TASK TO COMPLETE:
Where a line in the listing contains the string "suffix", copy that line out.

EXERCISE DATA:
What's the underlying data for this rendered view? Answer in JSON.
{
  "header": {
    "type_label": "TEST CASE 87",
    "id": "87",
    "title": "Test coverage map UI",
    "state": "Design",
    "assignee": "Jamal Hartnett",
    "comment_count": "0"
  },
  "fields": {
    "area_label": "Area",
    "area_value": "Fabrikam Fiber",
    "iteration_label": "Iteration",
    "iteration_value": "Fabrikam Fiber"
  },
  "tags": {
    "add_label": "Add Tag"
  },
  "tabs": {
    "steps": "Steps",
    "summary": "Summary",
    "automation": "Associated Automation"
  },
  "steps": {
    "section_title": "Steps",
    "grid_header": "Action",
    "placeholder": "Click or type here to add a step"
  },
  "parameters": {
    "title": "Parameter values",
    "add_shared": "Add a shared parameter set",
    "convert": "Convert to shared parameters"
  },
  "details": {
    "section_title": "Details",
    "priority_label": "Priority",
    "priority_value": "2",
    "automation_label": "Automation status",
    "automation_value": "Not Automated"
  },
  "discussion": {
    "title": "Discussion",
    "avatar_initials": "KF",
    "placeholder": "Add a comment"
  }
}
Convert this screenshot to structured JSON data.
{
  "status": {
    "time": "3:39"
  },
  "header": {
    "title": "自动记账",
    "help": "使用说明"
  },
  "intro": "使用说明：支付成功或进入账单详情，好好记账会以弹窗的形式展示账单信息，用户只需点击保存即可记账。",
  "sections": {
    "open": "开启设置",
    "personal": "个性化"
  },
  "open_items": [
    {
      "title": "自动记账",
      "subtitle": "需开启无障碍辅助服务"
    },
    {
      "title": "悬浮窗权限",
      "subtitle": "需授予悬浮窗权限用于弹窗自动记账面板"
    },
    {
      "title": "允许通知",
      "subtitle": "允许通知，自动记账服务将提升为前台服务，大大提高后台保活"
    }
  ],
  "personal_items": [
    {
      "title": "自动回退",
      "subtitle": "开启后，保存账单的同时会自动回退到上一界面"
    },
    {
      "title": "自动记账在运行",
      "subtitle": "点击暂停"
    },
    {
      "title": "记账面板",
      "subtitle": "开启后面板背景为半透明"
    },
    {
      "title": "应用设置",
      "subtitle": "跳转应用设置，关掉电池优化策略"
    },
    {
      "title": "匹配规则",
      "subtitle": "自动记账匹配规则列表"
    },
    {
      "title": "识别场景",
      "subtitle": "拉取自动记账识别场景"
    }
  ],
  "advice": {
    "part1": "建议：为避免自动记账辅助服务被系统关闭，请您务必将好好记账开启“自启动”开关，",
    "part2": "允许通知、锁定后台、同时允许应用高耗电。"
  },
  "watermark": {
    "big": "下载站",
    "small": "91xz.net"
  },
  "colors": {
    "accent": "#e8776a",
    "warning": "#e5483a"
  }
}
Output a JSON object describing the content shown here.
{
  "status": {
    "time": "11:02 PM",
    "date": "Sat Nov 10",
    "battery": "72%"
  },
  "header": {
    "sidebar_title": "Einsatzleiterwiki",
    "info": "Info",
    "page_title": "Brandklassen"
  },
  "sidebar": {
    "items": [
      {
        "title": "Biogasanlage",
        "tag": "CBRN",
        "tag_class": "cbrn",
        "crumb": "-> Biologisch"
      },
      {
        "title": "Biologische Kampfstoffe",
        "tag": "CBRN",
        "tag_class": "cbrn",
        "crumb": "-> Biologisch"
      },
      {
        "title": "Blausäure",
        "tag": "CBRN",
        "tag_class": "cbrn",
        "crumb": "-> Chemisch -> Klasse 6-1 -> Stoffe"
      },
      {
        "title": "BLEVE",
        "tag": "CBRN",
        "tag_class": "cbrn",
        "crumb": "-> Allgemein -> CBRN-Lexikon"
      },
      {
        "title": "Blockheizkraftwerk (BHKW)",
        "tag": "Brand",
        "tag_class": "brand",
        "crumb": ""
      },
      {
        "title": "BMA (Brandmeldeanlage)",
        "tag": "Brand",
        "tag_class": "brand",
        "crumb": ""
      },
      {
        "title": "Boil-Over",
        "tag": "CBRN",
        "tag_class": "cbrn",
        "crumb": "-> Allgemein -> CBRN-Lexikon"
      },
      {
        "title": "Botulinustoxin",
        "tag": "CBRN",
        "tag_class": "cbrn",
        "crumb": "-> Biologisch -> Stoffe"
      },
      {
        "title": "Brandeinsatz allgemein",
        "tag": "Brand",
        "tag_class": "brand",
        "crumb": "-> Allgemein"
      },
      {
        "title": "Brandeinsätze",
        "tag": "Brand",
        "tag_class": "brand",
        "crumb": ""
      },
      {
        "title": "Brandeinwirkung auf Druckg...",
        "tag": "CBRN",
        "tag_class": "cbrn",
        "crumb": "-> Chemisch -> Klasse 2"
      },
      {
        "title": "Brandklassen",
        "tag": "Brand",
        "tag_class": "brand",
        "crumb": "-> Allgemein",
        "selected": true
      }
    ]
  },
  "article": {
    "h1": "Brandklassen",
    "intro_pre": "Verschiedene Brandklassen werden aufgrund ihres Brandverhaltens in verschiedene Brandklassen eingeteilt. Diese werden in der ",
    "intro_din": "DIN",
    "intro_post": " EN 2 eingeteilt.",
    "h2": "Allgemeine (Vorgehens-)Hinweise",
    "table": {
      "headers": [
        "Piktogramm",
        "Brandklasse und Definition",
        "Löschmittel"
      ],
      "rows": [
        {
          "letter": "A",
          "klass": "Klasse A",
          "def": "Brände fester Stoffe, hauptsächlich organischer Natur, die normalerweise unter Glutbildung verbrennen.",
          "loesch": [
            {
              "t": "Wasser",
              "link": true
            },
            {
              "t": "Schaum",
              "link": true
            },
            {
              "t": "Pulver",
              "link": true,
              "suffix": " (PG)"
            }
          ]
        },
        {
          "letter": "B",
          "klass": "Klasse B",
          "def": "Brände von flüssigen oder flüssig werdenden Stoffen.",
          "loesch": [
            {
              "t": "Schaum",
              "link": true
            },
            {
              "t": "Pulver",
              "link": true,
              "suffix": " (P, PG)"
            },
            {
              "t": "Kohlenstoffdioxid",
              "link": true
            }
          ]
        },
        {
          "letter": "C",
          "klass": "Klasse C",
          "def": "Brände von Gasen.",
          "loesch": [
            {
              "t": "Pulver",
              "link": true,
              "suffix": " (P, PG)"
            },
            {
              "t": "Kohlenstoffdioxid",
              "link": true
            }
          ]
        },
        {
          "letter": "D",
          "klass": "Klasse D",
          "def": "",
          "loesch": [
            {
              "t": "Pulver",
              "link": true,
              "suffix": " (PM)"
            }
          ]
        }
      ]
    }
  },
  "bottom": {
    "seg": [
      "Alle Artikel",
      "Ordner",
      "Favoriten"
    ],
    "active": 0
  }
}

WRITTEN RESPONSE:
              "suffix": " (PG)"
              "suffix": " (P, PG)"
              "suffix": " (P, PG)"
              "suffix": " (PM)"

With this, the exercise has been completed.